Learn, understand, then decide whether you accept or reject.
Don't let the fact that this is the shortest one of the Great Courses discourage you from picking it up. It's worth listening to more than once, and its length encourages it.
This is a concise, educational and interesting buy. I was familiar with the Art of War, but the Professor, who has plenty of experience in the US military and a passion for the Art of War, quickly delivers the facts with efficient, no-nonsense lectures that keep you interested.
With the exception of a single lecture about Islam, this course focuses on European and American philosophy. While it is good and detailed about Western philosophy, I was hoping for an all-encompassing look at global philosophy.
Prepare yourself for some sophisticated concepts. This is not your average audiobook, and if you want to get your money's worth you'll have to concentrate and often repeat certain lectures to fully understand all the interrelated concepts mentioned and discussed in it. And some lectures mention concepts that have been introduced in previous lectures, with little more than a quick recap. So better get your academia ready.
With multiple professors contributing, I couldn't help but notice that a few of them had certain pronunciation perks which started to bother me after a couple of courses they give. It shouldn't take too much value away, however.
Krishnamurti is entirely different from any of the other teachers who came out of India in the past two centuries.
In this public talk recorded at the Santa Monica Civic Auditorium in March 1972, he makes three things clear from the beginning: he does not consider himself a guru, he is not representing any religion, and this talk is not an entertainment.
His speaking style while dynamic may take some time to get used to because it is as unique as he is. He frequently refers to himself simply as "the speaker" and he implores his listeners to pay attention, listen closely and not accept what he is saying as coming from an authority.

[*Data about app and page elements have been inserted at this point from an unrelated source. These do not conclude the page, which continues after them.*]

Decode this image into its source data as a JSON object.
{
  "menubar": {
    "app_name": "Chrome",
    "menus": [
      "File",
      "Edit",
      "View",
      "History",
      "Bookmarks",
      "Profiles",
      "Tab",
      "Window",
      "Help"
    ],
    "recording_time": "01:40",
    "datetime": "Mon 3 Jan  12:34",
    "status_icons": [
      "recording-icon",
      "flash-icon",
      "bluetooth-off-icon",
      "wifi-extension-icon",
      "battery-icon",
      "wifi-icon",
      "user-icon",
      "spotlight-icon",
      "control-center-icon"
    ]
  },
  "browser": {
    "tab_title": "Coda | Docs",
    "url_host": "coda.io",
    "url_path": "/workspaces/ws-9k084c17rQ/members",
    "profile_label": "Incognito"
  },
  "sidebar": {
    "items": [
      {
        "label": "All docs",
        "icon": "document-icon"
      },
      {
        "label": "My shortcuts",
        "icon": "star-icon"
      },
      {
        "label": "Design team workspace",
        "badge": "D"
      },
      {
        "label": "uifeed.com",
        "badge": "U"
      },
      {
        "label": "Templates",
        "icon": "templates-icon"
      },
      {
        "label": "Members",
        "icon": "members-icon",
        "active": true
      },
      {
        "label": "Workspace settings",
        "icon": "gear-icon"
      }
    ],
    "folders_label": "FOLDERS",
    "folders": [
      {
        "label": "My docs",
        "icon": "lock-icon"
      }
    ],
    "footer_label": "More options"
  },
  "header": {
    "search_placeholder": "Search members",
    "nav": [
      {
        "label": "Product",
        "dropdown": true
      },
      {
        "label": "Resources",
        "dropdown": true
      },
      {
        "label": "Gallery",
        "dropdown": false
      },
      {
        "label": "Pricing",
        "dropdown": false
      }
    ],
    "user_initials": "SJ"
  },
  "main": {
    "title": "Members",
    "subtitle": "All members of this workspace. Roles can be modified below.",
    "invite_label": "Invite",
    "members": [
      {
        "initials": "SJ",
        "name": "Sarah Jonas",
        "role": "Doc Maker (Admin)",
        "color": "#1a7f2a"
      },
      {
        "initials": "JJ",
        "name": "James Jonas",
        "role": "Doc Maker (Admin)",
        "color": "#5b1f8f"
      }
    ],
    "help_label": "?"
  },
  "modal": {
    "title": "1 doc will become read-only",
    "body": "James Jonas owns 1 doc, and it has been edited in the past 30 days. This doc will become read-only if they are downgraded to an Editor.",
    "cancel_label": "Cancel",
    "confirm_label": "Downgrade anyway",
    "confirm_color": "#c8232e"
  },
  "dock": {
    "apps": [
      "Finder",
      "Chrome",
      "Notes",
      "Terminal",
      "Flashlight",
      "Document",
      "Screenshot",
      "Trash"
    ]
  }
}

Krishnamurti message cannot be distilled into a book blurb. The most that can be said is that he sought to empower his listeners to become spiritual lights unto themselves rather than relying on the authority of a teacher or holy book.
His talk is intended to lead the careful listener toward self discovery.
He asks you what are the facts about yourself when you step away from relying on the dogma of religions or the techniques of meditation teachers?
Even the careful listener to this talk and any talk by Krishnamurti will benefit from playing this audio more than once. There is a depth here that blossoms with repeated listening.
Many thanks should go to the producers of this digital re-mastering of a live recording made with 1970s analog technology. Krishnamurti's distinctive voice is clear and the usual background noise from such public talks is kept to a minimum.
Expect to learn about yourself if you listen carefully. But do not expect to be spoon fed second-hand spirituality.